When planning, you also need to consider how you will run your giveaway. You could run it via social media, on your website or blog or using a competition app.
Jaycott and Menjivar both have their own preferred methods.
Menjivar said they tend to run theirs on their blog or social media, with their “Win It Wednesday” competitions on Facebook proving particularly popular. They also cross-promote their giveaways on all of their social platforms to reach more people.
Jaycott uses an app called Gleam. He says he chose it because he believes it looks professional and tends to make it easier for his business and for the entrants. Gleam has the benefit of synchronising easily with social media accounts, allowing the giveaway to spread very quickly and go viral. Jaycott says the only downside is that if people have any technical issues with entering he has to refer them to the app’s developers, rather than being able to resolve the problem himself.
Another popular app for blog giveaways is Rafflecopter. It bills itself as being very simple to use and has packages starting at $13 a month. Like Gleam, it can be synchronised with social media accounts and mailing lists to help spread giveaways across multiple platforms. The app also has a useful two-minute video showing you how to set up your giveaway using their software.
How will you promote your giveaway?
Your obvious starting points are your social media sites, your own website or blog and your newsletter. However, as mentioned above, that will mainly reach your existing audience.
If you are looking to reach a new audience, you could ask entrants to share the giveaway on their social platforms to help spread your reach. Most people do this by offering additional entries for entrants who share the giveaway. You could also consider paid advertising on social media, such as a sponsored post on Facebook. Make sure you check their promotion terms and conditions first to understand the limitations. For example, on Facebook, they don’t allow you to ask someone to share on their timeline to enter.
If you are running a big giveaway and have planned far enough in advance, you may want to send out a press release and try to get media coverage. You can also reach out to bloggers or news sites in your niche and ask them to help spread the word for you.
As for how often to promote your giveaway, that really depends on how long you run the promotion. I tend to run mine over three to four weeks, so I promote them every two to three days, at different times, in an attempt to reach different people. If you are running a giveaway for a short time period — less than one week — you will probably want to promote it once a day.
Avoiding the ‘wrong’ people
There are a few steps you can take to avoid attracting the wrong kind of people to your giveaway.
- Avoid using #giveaway #competition #win #comp hashtags on social media, as these will attract the avid competition enterers who regularly search these hashtags.

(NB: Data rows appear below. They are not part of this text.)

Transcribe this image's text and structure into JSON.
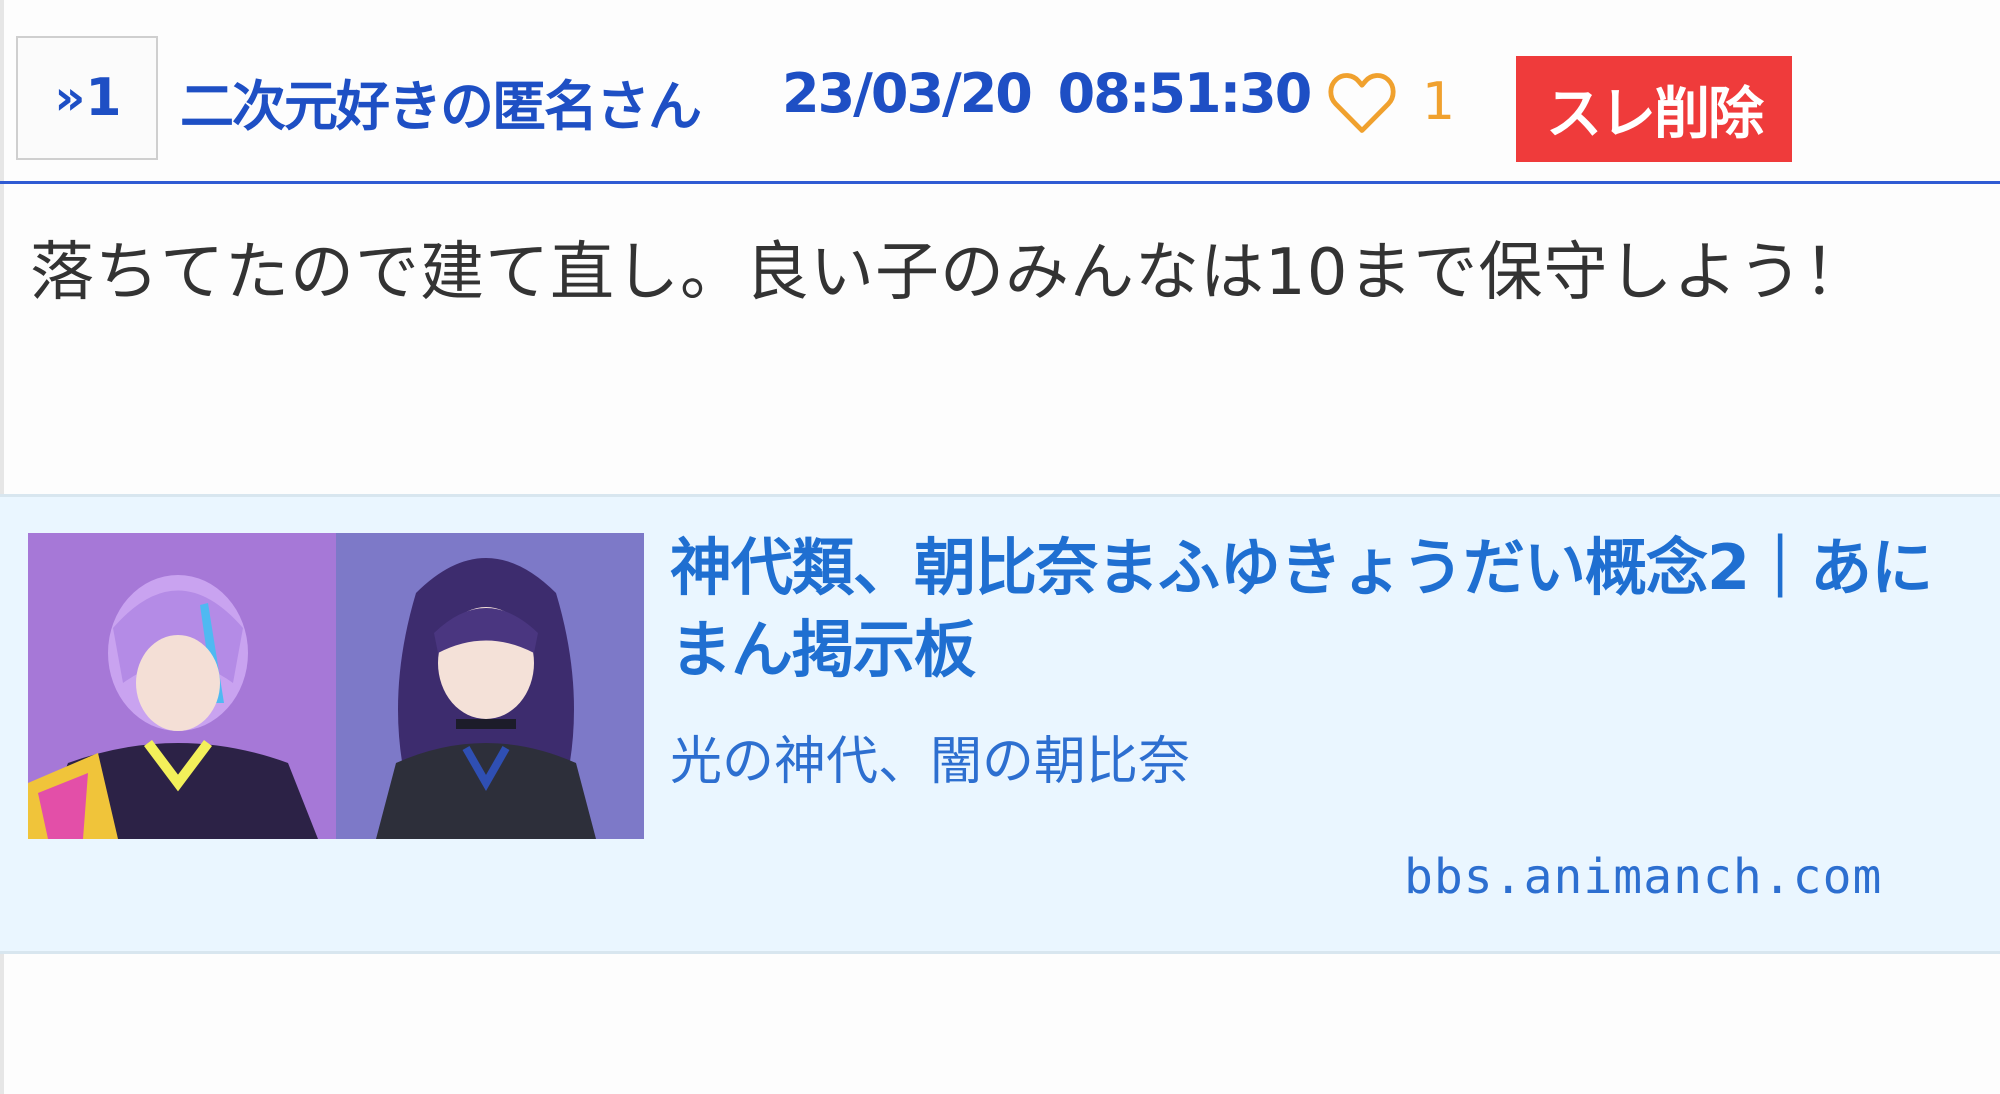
{
  "post": {
    "reply_label": "1",
    "author": "二次元好きの匿名さん",
    "timestamp": "23/03/20 08:51:30",
    "like_count": "1",
    "delete_label": "スレ削除",
    "body": "落ちてたので建て直し。良い子のみんなは10まで保守しよう！"
  },
  "link_card": {
    "title": "神代類、朝比奈まふゆきょうだい概念2｜あにまん掲示板",
    "description": "光の神代、闇の朝比奈",
    "domain": "bbs.animanch.com"
  },
  "colors": {
    "accent_blue": "#1e4fc4",
    "like_orange": "#f0a12e",
    "delete_red": "#ef3b3b",
    "card_bg": "#eaf6ff"
  },
  "icons": {
    "reply": "double-chevron-right-icon",
    "like": "heart-outline-icon"
  }
}
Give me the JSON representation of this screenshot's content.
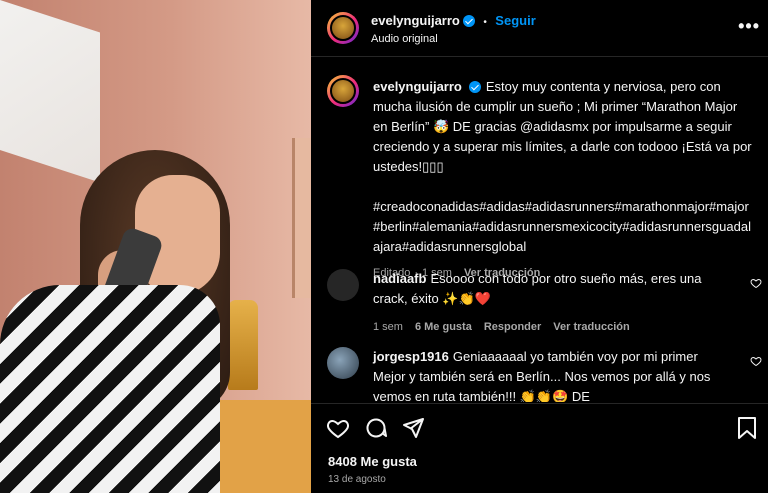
{
  "post": {
    "username": "evelynguijarro",
    "follow_label": "Seguir",
    "audio": "Audio original",
    "more": "•••"
  },
  "caption": {
    "username": "evelynguijarro",
    "text": "Estoy muy contenta y nerviosa, pero con mucha ilusión de cumplir un sueño ; Mi primer “Marathon Major en Berlín” 🤯 DE gracias @adidasmx por impulsarme a seguir creciendo y a superar mis límites, a darle con todooo ¡Está va por ustedes!▯▯▯",
    "hashtags": "#creadoconadidas#adidas#adidasrunners#marathonmajor#major#berlin#alemania#adidasrunnersmexicocity#adidasrunnersguadalajara#adidasrunnersglobal",
    "edited": "Editado",
    "time": "1 sem",
    "translate": "Ver traducción"
  },
  "comments": [
    {
      "username": "nadiaafb",
      "text": "Esoooo con todo por otro sueño más, eres una crack, éxito ✨👏❤️",
      "time": "1 sem",
      "likes": "6 Me gusta",
      "reply": "Responder",
      "translate": "Ver traducción",
      "avatar_color": "#262626"
    },
    {
      "username": "jorgesp1916",
      "text": "Geniaaaaaal yo también voy por mi primer Mejor y también será en Berlín... Nos vemos por allá y nos vemos en ruta también!!! 👏👏🤩 DE",
      "avatar_color": "#3a4a5a"
    }
  ],
  "footer": {
    "likes": "8408 Me gusta",
    "date": "13 de agosto"
  },
  "icons": [
    "heart-icon",
    "comment-icon",
    "share-icon",
    "bookmark-icon",
    "more-options-icon",
    "verified-icon"
  ]
}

- The more effort or thought your competition involves, the more the entrant has to want the prize to enter. If you ask a simple question to enter that anyone can answer, anyone and everyone will enter. If you require some level of skill or knowledge to enter, your giveaway will mainly people who are genuinely interested in what you offer. A popular idea in the craft industry is to ask people to share pictures of something they have made. Menjivar says her company has rules that forbid shops from entering finished product contests to keep it fair for entrants, so this is something worth considering.
- Adding a reCAPTCHA or requiring people to identify themselves in some way (such as using their social media accounts or Blogger account) will reduce the likelihood of automated or duplicated entries.
- Well thought out terms and conditions, which disqualify automated entries or multiple entries, are definitely needed.
- Make your prize specific to your intended audience. A $50 Walmart voucher would appeal to and could be used by almost anyone. A $50 Fabricworm voucher, however, is likely to appeal to stitchers more than the general public. One idea Art Gallery Fabrics uses to keep their giveaways interesting is to offer a curated fabric bundle rather than just a standard one, offering something unique to them.
Do you run giveaways to promote your business? Have you found them to be a successful marketing tool? Let us know in the comments below.